Lancet. 2010 Jan 23;375(9711):301-9. doi: 10.1016/S0140-6736(09)61797-9.


Background: Anticipation of the types of injuries that occur in modern warfare is essential to plan operations and maintain a healthy military. We aimed to identify the diagnoses that result in most medical evacuations, and ascertain which demographic and clinical variables were associated with return to duty.

Methods: Demographic and clinical data were prospectively obtained for US military personnel who had been medically evacuated from Operation Iraqi Freedom or Operation Enduring Freedom (January, 2004-December, 2007). Diagnoses were categorised post hoc according to the International Classification of Diseases codes that were recorded at the time of transfer. The primary outcome measure was return to duty within 2 weeks.

Findings: 34 006 personnel were medically evacuated, of whom 89% were men, 91% were enlisted, 82% were in the army, and 86% sustained an injury in Iraq. The most common reasons for medical evacuation were: musculoskeletal and connective tissue disorders (n=8104 service members, 24%), combat injuries (n=4713, 14%), neurological disorders (n=3502, 10%), psychiatric diagnoses (n=3108, 9%), and spinal pain (n=2445, 7%). The factors most strongly associated with return to duty were being a senior officer (adjusted OR 2.01, 95% CI 1.71-2.35, p<0.0001), having a non-battle-related injury or disease (3.18, 2.77-3.67, p<0.0001), and presenting with chest or abdominal pain (2.48, 1.61-3.81, p<0.0001), a gastrointestinal disorder (non-surgical 2.32, 1.51-3.56, p=0.0001; surgical 2.62, 1.69-4.06, p<0.0001), or a genitourinary disorder (2.19, 1.43-3.36, p=0.0003). Covariates associated with a decreased probability of return to duty were serving in the navy or coast guard (0.59, 0.45-0.78, p=0.0002), or marines (0.86, 0.77-0.96, p=0.0083); and presenting with a combat injury (0.27, 0.17-0.44, p<0.0001), a psychiatric disorder (0.28, 0.18-0.43, p<0.0001), musculoskeletal or connective tissue disorder (0.46, 0.30-0.71, p=0.0004), spinal pain (0.41, 0.26-0.63, p=0.0001), or other wound (0.54, 0.34-0.84, p=0.0069).

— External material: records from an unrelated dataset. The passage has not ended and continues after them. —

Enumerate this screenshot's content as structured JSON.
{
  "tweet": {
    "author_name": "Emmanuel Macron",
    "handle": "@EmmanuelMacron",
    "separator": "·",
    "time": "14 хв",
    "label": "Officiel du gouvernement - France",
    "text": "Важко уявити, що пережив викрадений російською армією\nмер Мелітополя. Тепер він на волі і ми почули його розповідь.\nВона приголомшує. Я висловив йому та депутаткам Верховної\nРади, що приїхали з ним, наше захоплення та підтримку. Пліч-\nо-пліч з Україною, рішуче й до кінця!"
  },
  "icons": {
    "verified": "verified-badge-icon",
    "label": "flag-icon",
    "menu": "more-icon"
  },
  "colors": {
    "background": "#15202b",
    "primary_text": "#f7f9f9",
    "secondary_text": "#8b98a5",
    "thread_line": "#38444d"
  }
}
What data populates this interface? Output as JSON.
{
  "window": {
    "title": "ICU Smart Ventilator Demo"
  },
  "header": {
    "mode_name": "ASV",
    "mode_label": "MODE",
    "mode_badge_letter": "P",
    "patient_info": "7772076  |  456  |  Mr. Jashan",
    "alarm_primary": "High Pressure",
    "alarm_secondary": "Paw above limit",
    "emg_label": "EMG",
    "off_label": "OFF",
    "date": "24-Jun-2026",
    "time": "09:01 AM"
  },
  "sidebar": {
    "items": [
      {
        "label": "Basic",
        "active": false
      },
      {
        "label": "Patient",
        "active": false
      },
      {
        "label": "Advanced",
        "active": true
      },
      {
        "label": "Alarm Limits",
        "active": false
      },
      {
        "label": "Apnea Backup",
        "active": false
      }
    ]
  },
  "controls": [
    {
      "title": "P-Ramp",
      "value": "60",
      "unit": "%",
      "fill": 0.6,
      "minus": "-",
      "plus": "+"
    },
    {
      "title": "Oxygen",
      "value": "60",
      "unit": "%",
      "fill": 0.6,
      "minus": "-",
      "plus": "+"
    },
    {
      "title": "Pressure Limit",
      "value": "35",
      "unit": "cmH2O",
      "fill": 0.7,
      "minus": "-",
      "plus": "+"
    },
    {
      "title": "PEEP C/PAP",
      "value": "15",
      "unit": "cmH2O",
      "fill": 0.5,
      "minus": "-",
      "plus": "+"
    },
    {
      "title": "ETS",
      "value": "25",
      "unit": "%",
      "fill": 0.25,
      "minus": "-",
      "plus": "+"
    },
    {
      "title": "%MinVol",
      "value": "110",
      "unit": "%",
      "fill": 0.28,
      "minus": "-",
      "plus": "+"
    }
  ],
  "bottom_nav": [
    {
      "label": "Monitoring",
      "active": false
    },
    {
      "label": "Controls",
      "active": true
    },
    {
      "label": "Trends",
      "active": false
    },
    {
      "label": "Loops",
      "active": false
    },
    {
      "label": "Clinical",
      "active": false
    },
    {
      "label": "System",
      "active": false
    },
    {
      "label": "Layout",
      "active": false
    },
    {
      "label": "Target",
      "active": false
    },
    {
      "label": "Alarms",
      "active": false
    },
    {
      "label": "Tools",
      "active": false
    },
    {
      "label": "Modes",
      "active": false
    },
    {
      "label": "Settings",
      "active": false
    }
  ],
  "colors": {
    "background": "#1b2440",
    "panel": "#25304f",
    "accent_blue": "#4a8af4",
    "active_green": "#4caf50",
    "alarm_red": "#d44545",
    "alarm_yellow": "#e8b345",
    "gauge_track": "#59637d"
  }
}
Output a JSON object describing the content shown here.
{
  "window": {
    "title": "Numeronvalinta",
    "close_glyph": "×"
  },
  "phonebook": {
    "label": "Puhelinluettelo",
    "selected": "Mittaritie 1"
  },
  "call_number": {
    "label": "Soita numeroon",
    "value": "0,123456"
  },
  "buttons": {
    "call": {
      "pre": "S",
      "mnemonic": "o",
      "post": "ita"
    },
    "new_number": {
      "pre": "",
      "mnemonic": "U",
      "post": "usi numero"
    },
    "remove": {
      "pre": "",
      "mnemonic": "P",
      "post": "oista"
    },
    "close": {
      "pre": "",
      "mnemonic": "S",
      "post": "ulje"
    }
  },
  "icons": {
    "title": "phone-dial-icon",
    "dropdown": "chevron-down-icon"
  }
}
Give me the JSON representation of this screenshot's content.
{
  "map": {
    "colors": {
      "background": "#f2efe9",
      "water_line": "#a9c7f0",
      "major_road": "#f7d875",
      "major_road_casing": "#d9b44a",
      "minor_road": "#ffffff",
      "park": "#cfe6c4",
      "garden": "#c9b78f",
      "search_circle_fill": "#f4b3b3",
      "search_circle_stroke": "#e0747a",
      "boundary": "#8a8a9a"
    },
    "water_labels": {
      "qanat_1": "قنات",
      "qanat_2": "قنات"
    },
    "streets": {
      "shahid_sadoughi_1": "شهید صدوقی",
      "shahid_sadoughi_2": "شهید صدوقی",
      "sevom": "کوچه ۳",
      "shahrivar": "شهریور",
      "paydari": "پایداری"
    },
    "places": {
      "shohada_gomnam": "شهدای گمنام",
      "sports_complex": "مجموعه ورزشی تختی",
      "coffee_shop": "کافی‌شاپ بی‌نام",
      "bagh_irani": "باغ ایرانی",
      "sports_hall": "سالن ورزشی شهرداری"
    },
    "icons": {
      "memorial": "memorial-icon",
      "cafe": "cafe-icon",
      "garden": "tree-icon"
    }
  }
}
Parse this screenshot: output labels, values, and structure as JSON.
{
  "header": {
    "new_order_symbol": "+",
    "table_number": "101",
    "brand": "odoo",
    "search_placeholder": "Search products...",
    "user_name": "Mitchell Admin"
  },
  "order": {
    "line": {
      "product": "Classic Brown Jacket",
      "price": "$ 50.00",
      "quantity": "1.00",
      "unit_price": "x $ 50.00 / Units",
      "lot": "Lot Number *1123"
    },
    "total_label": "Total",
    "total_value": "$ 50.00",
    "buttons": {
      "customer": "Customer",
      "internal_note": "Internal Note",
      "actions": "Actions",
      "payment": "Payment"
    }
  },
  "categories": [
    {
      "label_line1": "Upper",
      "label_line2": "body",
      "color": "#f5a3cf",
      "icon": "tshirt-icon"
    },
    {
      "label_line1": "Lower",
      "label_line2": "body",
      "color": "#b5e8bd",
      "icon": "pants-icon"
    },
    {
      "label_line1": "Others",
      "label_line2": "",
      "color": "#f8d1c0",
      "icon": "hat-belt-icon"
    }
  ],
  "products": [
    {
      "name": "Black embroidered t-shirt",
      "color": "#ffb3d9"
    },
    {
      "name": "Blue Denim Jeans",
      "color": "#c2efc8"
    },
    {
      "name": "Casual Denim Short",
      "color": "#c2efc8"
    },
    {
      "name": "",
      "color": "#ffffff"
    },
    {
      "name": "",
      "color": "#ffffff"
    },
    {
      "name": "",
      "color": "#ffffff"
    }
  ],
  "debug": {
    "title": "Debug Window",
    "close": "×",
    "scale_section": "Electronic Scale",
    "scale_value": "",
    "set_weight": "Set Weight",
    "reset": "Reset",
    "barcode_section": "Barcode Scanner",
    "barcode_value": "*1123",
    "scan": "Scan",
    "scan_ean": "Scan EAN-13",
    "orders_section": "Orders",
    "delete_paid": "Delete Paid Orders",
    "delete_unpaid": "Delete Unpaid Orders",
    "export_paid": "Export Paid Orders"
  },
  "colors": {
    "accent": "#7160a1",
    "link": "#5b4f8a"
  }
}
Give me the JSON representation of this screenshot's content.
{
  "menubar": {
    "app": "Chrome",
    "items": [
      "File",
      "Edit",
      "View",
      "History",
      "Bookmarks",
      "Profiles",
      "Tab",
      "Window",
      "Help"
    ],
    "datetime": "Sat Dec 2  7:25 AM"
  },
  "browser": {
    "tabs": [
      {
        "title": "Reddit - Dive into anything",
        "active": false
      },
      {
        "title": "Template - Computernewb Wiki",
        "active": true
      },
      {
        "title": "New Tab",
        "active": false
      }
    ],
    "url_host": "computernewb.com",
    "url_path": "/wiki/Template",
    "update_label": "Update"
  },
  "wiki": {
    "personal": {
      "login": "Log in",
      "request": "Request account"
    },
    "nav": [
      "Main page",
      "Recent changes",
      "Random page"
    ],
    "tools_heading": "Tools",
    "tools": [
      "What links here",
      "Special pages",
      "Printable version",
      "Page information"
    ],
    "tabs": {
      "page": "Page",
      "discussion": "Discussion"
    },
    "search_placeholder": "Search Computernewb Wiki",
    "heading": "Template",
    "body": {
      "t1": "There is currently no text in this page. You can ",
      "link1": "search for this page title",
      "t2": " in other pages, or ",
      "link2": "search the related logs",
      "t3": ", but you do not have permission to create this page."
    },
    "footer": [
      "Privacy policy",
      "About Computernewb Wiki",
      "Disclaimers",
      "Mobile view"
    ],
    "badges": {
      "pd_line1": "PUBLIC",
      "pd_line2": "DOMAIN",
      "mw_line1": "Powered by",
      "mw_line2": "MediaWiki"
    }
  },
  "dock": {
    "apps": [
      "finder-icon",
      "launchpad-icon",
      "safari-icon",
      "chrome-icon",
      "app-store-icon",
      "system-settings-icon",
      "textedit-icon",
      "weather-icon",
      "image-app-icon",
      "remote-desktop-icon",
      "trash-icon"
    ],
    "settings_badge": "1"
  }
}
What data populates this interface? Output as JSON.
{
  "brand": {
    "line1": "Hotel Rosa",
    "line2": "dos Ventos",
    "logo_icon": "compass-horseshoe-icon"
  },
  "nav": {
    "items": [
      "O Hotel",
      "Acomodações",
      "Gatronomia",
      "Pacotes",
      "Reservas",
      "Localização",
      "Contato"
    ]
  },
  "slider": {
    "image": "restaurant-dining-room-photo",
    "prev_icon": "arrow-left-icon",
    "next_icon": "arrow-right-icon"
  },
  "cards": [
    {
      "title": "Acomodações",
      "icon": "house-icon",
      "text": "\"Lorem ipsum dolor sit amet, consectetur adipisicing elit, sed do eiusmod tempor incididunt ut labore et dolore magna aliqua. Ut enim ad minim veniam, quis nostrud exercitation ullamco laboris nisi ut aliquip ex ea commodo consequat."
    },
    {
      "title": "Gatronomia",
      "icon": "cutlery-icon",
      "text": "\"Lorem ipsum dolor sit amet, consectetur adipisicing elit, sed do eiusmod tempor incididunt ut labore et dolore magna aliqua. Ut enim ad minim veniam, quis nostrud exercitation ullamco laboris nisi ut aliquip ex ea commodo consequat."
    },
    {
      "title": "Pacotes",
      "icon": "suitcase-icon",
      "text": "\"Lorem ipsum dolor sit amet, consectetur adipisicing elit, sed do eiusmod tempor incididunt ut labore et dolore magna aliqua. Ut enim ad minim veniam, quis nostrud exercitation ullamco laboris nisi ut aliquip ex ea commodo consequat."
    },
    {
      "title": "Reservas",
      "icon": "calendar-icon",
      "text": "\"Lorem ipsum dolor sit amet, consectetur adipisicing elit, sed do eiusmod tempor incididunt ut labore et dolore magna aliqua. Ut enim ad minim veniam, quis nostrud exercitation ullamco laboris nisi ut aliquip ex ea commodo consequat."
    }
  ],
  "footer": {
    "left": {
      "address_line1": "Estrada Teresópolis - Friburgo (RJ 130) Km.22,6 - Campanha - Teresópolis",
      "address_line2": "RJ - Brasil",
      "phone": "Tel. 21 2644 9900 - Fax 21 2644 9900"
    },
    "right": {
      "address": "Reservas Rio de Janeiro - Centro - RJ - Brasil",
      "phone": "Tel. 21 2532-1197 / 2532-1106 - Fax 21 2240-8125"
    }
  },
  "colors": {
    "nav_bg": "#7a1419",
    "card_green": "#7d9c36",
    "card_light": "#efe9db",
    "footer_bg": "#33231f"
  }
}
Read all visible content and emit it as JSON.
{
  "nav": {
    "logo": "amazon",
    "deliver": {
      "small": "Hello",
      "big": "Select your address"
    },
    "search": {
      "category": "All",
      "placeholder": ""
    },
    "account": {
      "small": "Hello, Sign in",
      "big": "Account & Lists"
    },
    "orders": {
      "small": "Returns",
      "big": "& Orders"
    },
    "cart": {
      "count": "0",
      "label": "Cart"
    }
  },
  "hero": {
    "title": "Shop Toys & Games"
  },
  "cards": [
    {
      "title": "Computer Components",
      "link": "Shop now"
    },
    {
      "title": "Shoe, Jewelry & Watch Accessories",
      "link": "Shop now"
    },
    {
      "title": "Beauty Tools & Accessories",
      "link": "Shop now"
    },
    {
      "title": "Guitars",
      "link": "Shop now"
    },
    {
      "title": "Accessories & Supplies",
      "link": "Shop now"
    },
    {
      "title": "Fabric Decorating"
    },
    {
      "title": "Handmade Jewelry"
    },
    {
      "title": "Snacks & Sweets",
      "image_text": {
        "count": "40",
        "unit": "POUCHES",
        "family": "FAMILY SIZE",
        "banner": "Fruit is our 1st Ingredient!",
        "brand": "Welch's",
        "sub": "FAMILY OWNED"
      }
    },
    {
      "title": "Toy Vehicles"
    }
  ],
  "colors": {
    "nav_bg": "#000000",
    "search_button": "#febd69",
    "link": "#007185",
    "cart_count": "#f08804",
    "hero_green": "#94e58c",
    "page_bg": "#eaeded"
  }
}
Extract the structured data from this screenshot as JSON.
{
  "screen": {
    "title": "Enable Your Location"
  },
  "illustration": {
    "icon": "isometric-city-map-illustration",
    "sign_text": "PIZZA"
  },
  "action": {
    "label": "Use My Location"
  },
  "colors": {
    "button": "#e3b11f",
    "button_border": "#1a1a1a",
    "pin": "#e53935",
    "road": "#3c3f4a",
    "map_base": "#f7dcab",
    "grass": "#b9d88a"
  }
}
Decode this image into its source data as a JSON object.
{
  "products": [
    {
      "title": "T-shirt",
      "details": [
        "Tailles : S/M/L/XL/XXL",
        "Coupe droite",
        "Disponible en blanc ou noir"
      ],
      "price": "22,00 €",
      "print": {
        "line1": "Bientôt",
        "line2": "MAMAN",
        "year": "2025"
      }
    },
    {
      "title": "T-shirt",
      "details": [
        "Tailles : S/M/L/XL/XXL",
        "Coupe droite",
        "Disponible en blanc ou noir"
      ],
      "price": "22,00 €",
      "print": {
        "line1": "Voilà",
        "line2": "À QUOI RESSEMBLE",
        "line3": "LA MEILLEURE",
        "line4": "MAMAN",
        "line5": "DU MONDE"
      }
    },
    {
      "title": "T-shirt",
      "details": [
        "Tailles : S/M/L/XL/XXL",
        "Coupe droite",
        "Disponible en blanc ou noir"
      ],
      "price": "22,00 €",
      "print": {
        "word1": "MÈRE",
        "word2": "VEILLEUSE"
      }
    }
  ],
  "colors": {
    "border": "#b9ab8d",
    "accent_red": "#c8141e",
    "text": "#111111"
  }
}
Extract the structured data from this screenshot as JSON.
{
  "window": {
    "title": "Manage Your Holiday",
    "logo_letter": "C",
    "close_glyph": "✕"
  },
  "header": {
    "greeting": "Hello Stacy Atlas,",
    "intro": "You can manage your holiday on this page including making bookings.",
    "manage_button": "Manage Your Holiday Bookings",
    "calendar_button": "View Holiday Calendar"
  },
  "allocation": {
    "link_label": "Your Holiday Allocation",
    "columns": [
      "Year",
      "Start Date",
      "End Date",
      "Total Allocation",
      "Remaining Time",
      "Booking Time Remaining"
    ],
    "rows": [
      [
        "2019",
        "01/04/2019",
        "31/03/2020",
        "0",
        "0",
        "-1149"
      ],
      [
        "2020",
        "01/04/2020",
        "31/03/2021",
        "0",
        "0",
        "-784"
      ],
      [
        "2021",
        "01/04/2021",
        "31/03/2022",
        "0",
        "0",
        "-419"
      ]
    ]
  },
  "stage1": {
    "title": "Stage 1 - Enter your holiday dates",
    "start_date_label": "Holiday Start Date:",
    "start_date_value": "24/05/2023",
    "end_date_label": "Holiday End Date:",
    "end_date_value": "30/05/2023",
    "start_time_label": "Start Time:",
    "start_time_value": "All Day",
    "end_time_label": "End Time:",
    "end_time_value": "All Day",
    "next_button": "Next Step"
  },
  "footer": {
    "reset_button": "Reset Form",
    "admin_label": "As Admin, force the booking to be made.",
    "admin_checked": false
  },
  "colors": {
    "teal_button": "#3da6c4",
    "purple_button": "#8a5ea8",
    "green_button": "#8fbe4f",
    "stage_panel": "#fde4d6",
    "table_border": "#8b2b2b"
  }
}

Interpretation: Implementation of preventive measures for service members who are at highest risk of evacuation, forward-deployed treatment, and therapeutic interventions could reduce the effect of non-battle-related injuries and disease on military readiness.

Funding: John P Murtha Neuroscience and Pain Institute, and US Army Regional Anesthesia and Pain Management Initiative.

Publication types

  • Research Support, Non-U.S. Gov't
  • Research Support, U.S. Gov't, Non-P.H.S.

MeSH terms

  • Adult
  • Afghan Campaign 2001-*
  • Female
  • Humans
  • Iraq War, 2003-2011*
  • Male
  • Mental Disorders / classification
  • Mental Disorders / rehabilitation
  • Military Personnel / statistics & numerical data*
  • Transportation of Patients*
  • United States
  • Wounds and Injuries / classification
  • Wounds and Injuries / etiology*
  • Wounds and Injuries / rehabilitation